1. Do's - Use A Scope Sight

No matter if you choose a simple crosshair or an expensive rangefinding scope option, picking a scope sight will improve your shooting accuracy. This will give you additional confidence in case you find yourself having to take a 40-50 yd. shot. 

Related: How To Choose A Crossbow Scope

2. Do's - Use A Good Broadhead

Once you have your crossbow in hand, it's important to remember that the tip of the bolt is the main part that marks a successful hunt. Most hunters pick their broadheads based on two main factors: Weight and Type. You'll find that the 100 grain broadhead remains the most popular; however, it's somewhat split when it comes to recommendations between fixed and mechanical. 

There are quite a few brands out there that claim they have the crossbow broadhead on the market so make sure to do your research!

3. Do's - Practice, Practice, Practice

Before stepping out in the field, remember to spend plenty of time practicing with your new crossbow. Taking numerous shots in different settings, whether it be in a blind or treestand, to get yourself more accustomed to the action.

1. Don'ts - Poor Hand Placement
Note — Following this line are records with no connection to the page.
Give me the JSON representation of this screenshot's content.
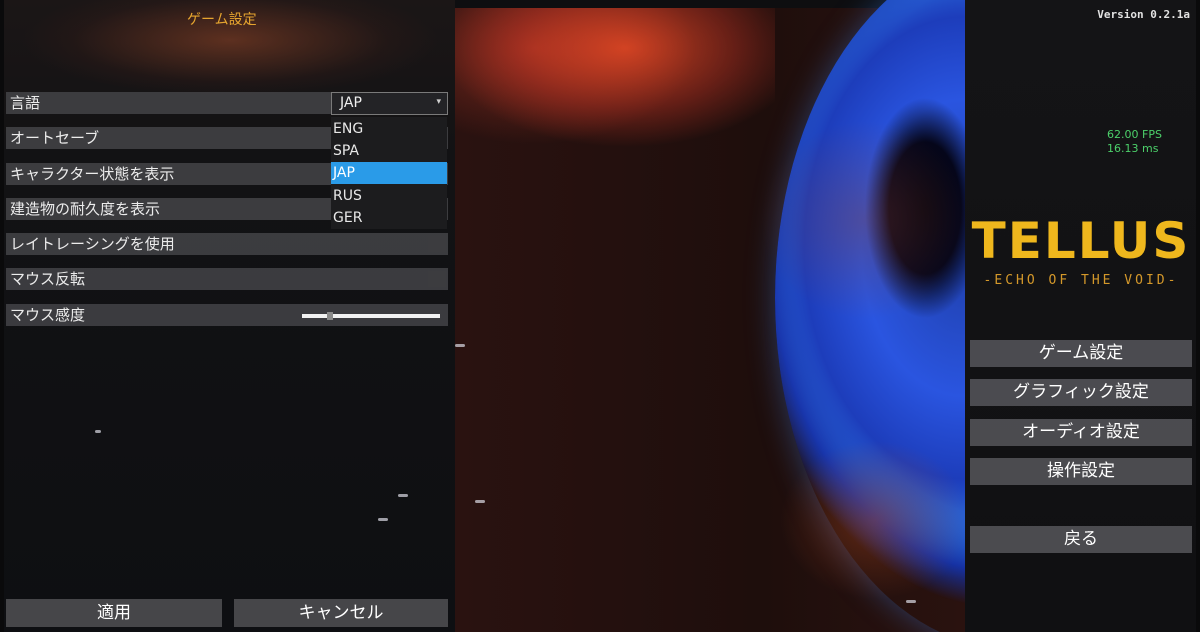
{
  "settings_panel": {
    "title": "ゲーム設定",
    "rows": [
      {
        "label": "言語",
        "control": "dropdown"
      },
      {
        "label": "オートセーブ",
        "control": "checkbox"
      },
      {
        "label": "キャラクター状態を表示",
        "control": "checkbox"
      },
      {
        "label": "建造物の耐久度を表示",
        "control": "checkbox"
      },
      {
        "label": "レイトレーシングを使用",
        "control": "checkbox"
      },
      {
        "label": "マウス反転",
        "control": "checkbox"
      },
      {
        "label": "マウス感度",
        "control": "slider"
      }
    ],
    "language_dropdown": {
      "selected": "JAP",
      "options": [
        "ENG",
        "SPA",
        "JAP",
        "RUS",
        "GER"
      ],
      "highlighted_index": 2
    },
    "mouse_sensitivity": 0.2,
    "apply_label": "適用",
    "cancel_label": "キャンセル"
  },
  "hud": {
    "version": "Version 0.2.1a",
    "fps": "62.00 FPS",
    "frame_time": "16.13 ms"
  },
  "logo": {
    "title": "TELLUS",
    "subtitle": "-ECHO OF THE VOID-"
  },
  "main_menu": {
    "items": [
      "ゲーム設定",
      "グラフィック設定",
      "オーディオ設定",
      "操作設定"
    ],
    "back_label": "戻る"
  },
  "colors": {
    "accent": "#e6a52f",
    "highlight": "#2a9be8",
    "fps_text": "#4cd06a",
    "logo": "#efb71d"
  }
}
If you're used to shooting a rifle or shotgun, you might find yourself moving your fingers up along the stock close to the barrel. This action is a big "NO! NO!" when it comes to shooting a crossbow. Doing this will almost guarantee some sort of contact between the string and your fingers. 

2. Don'ts - Buy The Most Expensive Option

Crossbow manufacturers like TenPoint make some of the top crossbows on the market today. However, it's important to keep in mind that the most expensive, well-engineered crossbow might not be the best for a beginner. We recommend that you take a look at some of the more affordable brands like Wicked Ridge or Barnett to learn the ins and outs of shooting a crossbow before buying something more expensive. 

3. Don'ts - Take Long Shots

Whenever you shoot a crossbow, you'll quickly find that accuracy starts to diminish at certain ranges. Of course, everyone is different so these ranges might vary. Before stepping way out there, it's recommended to stay within your comfort range for some time. A stray bolt, whether it be at a range or out in the woods, can only lead to negative outcomes - something no bystander or respectable hunter wants.  

Pro Tip: Don't leave your crossbow cocked for more than 24 hours.

How To Safely Unload A Crossbow

Many hunters will safely unload a crossbow by using 3 different methods: Using A Crossbow Target, Using A Unloading Bolt, or Using a Crossbow Defuser.

A couple things to point out here. One, the most popular way to unload a crossbow is too shoot an arrow into the ground or into a small crossbow target purchased for this particular purpose. Second, check with your crossbow manufacturer before choosing an unloading bolt as it might not be recommended. 

It is important to note that TenPoint has recently released a new de-cocking style of crossbows within their 2022 lineup. This allows the hunter to safely de-cock their crossbow by backspinning the cocking device handle. 

For our blog about the Best Ravin Crossbows click here